THE United States has rejected charges by Venezuelan President Hugo Chavez that US drug agents were spying on his country and accused Caracas of flagging cooperation in the fight against narcotics trafficking.
"The accusations that somehow the (US) Drug Enforcement Agency is involved in espionage are baseless," said Deputy State Department spokesman Adam Ereli. "There's no substance or justification for them."
Mr Ereli also described as "regrettable" Mr Chavez's announcement that Venezuela was going to end cooperation with the DEA and said "failure to cooperate only benefits narco-traffickers."
Mr Chavez, a frequent critic of the US government, said that "the DEA has used the pretext of fighting drug trafficking ... to spy on Venezuela's government."
His comments came after Washington stepped up its criticism of Venezuela in recent weeks, accusing it of actively funding efforts to destabilise its Latin American neighbors.
Mr Ereli said Mr Chavez's remarks were meant to deflect attention from what he called "a steady deterioration in the government of Venezuela's commitment" to fighting narcotics trafficking in recent months.
"I think it's pretty clear to us that the motivation for this is not the accusation itself or not what they state is the problem," the US spokesman said.
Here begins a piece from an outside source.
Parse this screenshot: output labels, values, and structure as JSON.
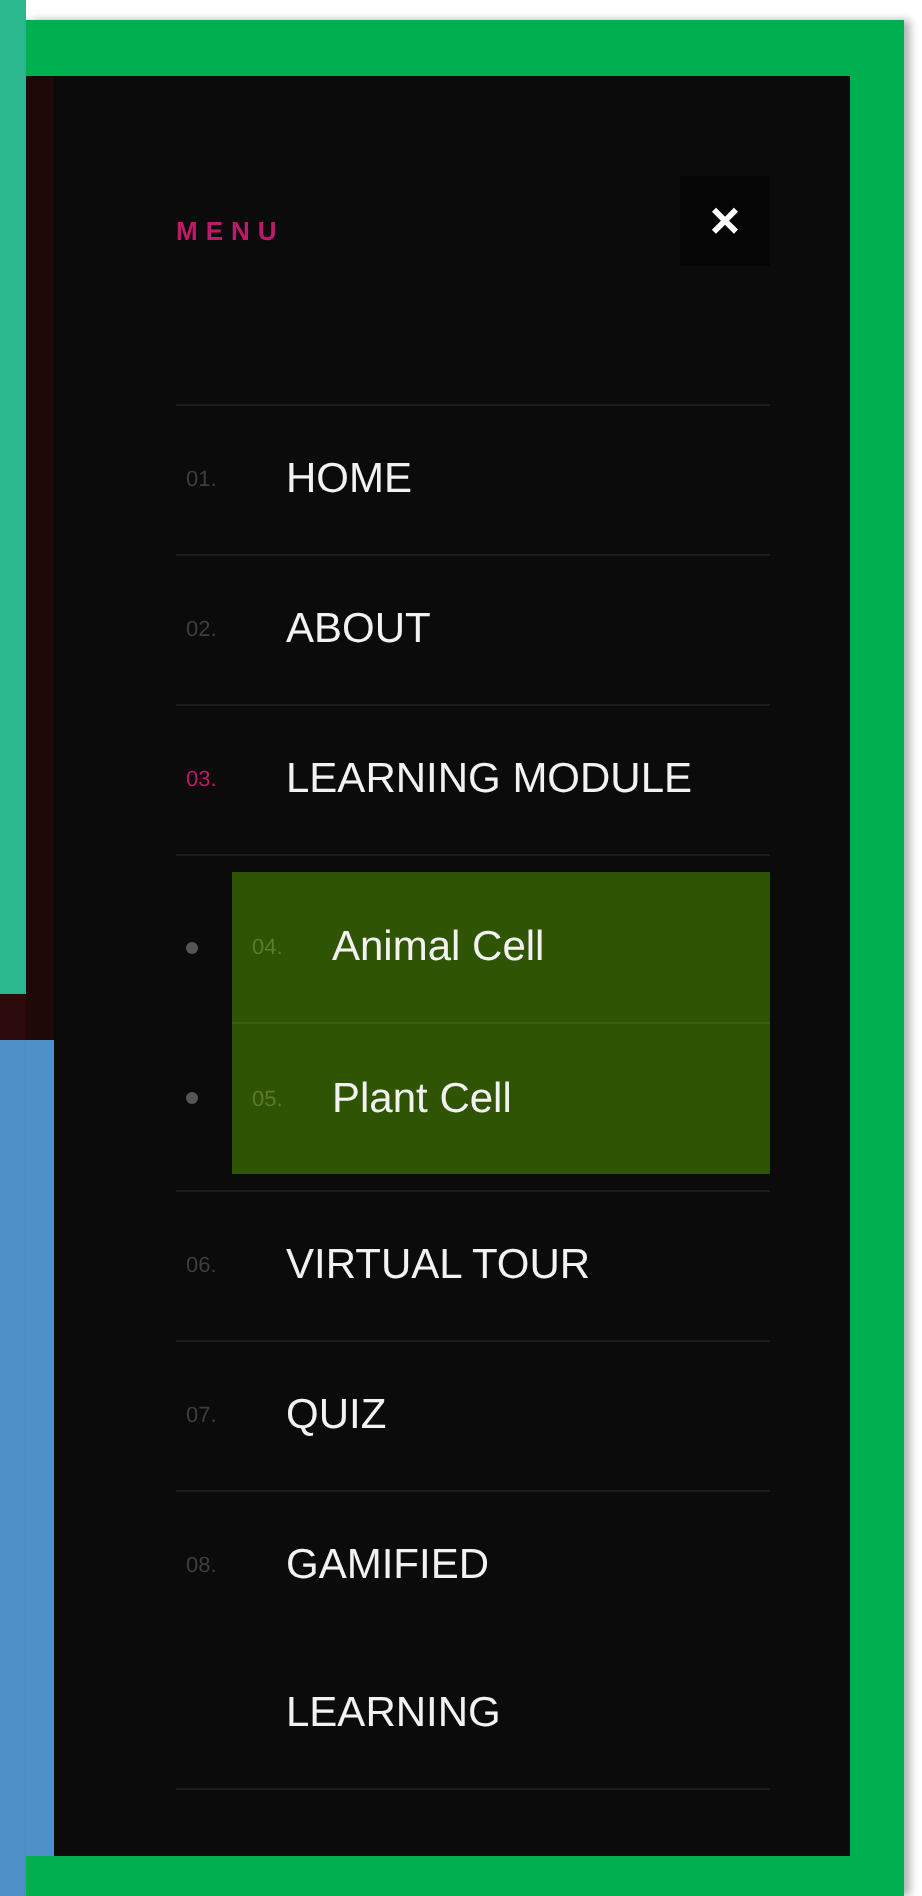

"The motivation is an effort to detract from the government's increasingly deficient record of cooperation."